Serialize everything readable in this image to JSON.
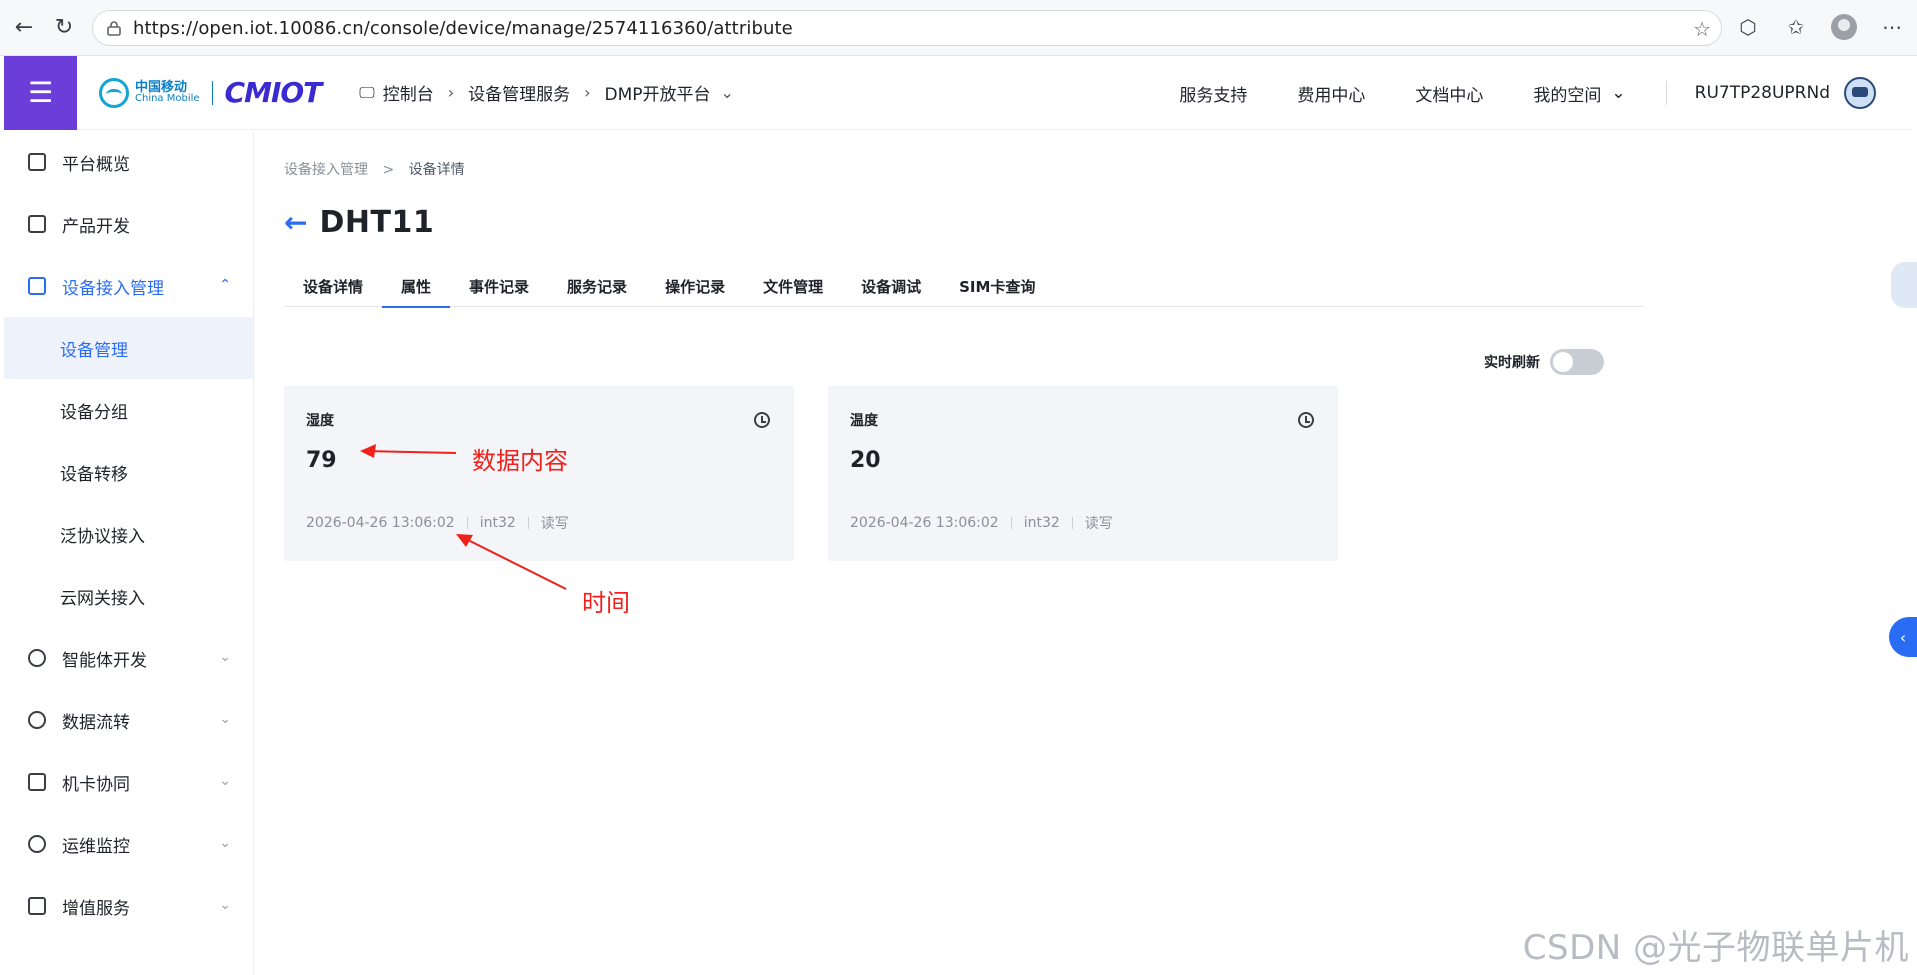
{
  "browser": {
    "url": "https://open.iot.10086.cn/console/device/manage/2574116360/attribute"
  },
  "header": {
    "brand_cn": "中国移动",
    "brand_en": "China Mobile",
    "brand_product": "CMIOT",
    "crumbs": [
      "控制台",
      "设备管理服务",
      "DMP开放平台"
    ],
    "links": [
      "服务支持",
      "费用中心",
      "文档中心",
      "我的空间"
    ],
    "username": "RU7TP28UPRNd"
  },
  "sidebar": {
    "items": [
      {
        "label": "平台概览",
        "icon": "chart-line-icon"
      },
      {
        "label": "产品开发",
        "icon": "cube-icon"
      },
      {
        "label": "设备接入管理",
        "icon": "device-access-icon"
      },
      {
        "label": "智能体开发",
        "icon": "ai-icon"
      },
      {
        "label": "数据流转",
        "icon": "data-flow-icon"
      },
      {
        "label": "机卡协同",
        "icon": "sim-card-icon"
      },
      {
        "label": "运维监控",
        "icon": "monitor-icon"
      },
      {
        "label": "增值服务",
        "icon": "value-added-icon"
      }
    ],
    "subitems": [
      "设备管理",
      "设备分组",
      "设备转移",
      "泛协议接入",
      "云网关接入"
    ]
  },
  "page": {
    "crumb_parent": "设备接入管理",
    "crumb_current": "设备详情",
    "title": "DHT11",
    "tabs": [
      "设备详情",
      "属性",
      "事件记录",
      "服务记录",
      "操作记录",
      "文件管理",
      "设备调试",
      "SIM卡查询"
    ],
    "active_tab": "属性",
    "realtime_label": "实时刷新",
    "realtime_on": false
  },
  "cards": [
    {
      "name": "湿度",
      "value": "79",
      "time": "2026-04-26 13:06:02",
      "type": "int32",
      "access": "读写"
    },
    {
      "name": "温度",
      "value": "20",
      "time": "2026-04-26 13:06:02",
      "type": "int32",
      "access": "读写"
    }
  ],
  "annotations": {
    "data_label": "数据内容",
    "time_label": "时间",
    "color": "#f0211b"
  },
  "watermark": "CSDN @光子物联单片机",
  "colors": {
    "accent": "#2a6df4",
    "menu_bg": "#6b3dd9",
    "brand_blue": "#0c80c6"
  }
}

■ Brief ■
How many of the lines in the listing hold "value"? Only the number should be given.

■ Solution to the problem ■
3